Hollywood’s advance tracking indicates there’s a strong interest in IDENTITY THIEF…
If one can believe such stats then this laffer is hit-bound.
What we’ve got here is a road trip comedy about regular guy Denver businessman Jason Bateman who’s forced to take extreme measures to clear his name after his identity is stolen.
The thief is Melissa McCarthy who’s living the high life in Miami.
The I.D. she’s using to finance her excesses reads “Sandy Bigelow Patterson,” which, after all, would work for either a man or woman.
In this case Bateman’s character is the real Sandy Bigelow Patterson and his credit, finances and new job are now imploding.
Time to take matters into his own hands.
Desperately trying to get his name back, Bateman heads 2,000 miles south to hunt down the con artist before his world blows up completely.
His plan is to bring her back to Denver to straighten things out with the law, his new employer and the family.
So far. So good.
But when Bateman meets up with McCarthy it’s hell to pay—mostly for him. He coaxs, bribes, wrangles and is left with plenty of bruises for his efforts.
The return drive from Miami via St. Louis to Denver is a disaster. And that’s putting it mildly, considering both actors performed most of their own stunts.
The problem with the film is that while it opens strong enough, it loses steam as it progresses. And its second act becomes ever more predictable and drawn out.
With a running time of just shy of two hours, it would’ve played much better had it been sufficiently trimmed.
The supporting cast of Amanda Peet, Jon Favreau, Morris Chestnut and Robert Patrick are more than adequate.
But it’s KCK native Eric Stonestreet who almost steals the movie in a funny, raunchy role.
Bottom line: Following McCarthy’s breakout performance in BRIDESMAIDS, expectations here are high, but this is NO Bridesmaids!
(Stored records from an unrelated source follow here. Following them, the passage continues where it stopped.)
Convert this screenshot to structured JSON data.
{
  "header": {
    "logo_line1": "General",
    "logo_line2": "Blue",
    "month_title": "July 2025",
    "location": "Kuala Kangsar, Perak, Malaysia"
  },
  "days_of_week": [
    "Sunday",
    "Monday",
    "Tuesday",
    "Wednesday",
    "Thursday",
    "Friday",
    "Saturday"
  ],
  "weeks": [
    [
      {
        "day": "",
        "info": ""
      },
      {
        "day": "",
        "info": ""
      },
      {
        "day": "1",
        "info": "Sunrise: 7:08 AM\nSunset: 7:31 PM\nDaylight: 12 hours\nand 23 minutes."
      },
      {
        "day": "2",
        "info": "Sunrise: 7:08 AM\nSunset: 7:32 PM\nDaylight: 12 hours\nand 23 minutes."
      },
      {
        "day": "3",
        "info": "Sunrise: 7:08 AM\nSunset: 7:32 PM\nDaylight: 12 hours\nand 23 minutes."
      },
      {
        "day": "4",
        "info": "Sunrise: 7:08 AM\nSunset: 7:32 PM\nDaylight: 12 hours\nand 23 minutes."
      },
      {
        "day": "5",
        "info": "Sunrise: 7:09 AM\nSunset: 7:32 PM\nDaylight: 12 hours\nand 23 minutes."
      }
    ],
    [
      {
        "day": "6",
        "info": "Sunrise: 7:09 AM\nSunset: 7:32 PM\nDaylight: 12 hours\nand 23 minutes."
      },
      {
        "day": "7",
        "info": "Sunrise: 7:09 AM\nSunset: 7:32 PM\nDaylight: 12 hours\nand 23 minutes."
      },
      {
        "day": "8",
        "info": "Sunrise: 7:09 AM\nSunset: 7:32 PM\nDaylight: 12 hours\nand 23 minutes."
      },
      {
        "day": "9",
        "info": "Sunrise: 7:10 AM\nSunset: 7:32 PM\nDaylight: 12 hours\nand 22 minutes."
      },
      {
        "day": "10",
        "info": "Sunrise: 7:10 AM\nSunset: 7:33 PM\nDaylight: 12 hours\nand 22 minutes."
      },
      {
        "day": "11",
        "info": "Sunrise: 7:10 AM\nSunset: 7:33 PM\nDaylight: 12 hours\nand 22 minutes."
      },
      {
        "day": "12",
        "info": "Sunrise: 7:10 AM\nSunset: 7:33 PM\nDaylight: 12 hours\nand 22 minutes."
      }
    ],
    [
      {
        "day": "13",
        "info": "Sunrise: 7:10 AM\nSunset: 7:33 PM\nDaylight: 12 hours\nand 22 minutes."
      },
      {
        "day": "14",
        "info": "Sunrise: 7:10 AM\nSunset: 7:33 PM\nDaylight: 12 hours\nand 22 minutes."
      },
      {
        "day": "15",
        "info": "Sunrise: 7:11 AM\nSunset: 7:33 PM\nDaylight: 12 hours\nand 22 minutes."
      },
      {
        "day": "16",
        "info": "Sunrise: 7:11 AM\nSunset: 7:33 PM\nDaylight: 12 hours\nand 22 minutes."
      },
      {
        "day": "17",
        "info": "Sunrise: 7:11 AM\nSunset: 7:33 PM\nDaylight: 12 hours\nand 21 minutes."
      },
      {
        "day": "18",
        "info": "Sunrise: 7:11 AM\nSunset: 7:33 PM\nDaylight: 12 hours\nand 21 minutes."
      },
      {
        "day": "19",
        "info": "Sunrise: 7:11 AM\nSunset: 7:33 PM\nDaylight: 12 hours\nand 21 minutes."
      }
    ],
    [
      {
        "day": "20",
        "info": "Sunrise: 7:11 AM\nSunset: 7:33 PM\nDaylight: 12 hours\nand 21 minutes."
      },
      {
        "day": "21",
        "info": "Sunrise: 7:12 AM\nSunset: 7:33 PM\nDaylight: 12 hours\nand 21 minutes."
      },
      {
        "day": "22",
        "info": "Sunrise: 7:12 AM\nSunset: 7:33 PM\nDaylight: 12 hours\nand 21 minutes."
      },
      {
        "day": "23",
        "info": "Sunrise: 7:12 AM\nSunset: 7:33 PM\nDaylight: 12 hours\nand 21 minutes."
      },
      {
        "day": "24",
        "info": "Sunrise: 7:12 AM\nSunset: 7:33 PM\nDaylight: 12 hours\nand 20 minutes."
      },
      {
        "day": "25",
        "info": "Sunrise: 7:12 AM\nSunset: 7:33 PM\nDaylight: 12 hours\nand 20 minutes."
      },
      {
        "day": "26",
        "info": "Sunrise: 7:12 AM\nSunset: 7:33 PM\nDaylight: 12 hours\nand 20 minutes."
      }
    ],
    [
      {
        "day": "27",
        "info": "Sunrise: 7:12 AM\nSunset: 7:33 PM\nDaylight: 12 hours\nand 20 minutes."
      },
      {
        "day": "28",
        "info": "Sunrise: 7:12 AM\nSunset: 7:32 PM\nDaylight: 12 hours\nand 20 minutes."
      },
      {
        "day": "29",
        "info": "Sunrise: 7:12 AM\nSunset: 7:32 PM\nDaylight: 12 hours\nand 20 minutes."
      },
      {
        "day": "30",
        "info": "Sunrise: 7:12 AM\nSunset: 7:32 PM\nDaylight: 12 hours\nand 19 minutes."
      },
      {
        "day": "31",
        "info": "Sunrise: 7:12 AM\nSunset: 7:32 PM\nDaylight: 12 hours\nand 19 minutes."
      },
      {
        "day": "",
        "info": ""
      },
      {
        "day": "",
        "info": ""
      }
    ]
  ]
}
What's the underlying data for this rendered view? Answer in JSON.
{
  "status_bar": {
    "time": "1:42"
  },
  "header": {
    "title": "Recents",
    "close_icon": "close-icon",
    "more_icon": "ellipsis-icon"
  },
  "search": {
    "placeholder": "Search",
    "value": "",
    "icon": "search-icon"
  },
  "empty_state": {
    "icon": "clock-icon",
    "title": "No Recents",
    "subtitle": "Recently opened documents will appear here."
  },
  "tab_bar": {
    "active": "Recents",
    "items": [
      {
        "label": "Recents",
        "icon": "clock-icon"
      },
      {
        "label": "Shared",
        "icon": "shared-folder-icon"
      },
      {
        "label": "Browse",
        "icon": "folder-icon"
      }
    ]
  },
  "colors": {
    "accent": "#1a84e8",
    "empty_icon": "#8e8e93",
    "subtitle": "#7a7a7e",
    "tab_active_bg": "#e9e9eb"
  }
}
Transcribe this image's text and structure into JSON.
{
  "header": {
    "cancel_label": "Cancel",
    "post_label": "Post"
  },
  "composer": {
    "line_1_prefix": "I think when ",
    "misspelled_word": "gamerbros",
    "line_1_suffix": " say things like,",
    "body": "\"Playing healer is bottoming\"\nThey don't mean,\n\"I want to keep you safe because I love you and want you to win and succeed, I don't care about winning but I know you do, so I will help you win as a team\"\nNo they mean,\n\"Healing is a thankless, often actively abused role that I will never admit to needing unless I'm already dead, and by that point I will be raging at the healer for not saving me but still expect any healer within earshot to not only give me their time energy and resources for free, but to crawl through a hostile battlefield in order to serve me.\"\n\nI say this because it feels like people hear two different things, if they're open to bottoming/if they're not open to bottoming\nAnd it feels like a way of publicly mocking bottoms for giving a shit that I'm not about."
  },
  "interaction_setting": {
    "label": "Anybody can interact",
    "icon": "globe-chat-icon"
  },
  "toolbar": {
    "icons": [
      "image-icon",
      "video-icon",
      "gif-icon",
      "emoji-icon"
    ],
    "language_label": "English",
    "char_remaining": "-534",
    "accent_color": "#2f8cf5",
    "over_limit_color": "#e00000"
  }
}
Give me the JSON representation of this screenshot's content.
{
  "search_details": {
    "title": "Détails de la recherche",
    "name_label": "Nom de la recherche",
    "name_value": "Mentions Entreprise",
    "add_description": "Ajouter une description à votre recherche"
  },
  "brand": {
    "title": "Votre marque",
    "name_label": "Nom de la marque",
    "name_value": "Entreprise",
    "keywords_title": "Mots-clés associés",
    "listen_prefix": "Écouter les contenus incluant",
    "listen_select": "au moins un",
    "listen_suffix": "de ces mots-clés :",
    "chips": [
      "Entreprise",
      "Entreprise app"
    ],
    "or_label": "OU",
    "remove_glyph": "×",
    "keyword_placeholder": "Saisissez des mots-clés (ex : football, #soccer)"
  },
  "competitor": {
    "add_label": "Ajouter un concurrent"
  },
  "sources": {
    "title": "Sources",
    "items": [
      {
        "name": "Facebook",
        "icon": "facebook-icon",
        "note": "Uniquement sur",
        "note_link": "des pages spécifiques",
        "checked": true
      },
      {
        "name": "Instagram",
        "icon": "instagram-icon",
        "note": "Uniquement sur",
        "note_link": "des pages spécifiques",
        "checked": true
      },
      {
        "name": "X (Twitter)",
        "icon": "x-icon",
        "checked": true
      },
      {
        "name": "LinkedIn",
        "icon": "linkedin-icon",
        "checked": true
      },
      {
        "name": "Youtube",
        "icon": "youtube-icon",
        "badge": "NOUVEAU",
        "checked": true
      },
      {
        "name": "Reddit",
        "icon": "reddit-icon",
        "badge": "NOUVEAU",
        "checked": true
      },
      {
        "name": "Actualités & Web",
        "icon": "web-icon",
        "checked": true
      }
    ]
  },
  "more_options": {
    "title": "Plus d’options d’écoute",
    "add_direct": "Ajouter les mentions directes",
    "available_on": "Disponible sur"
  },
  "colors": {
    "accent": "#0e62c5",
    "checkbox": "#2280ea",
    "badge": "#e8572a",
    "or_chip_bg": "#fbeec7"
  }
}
So keep your expectation level in check and you’ll enjoy IDENTITY THIEF.
As to its rating…
For TV’s Mike and Molly crowd it should raise 3 out of 5 fingers/
2-1/2 for everyone else.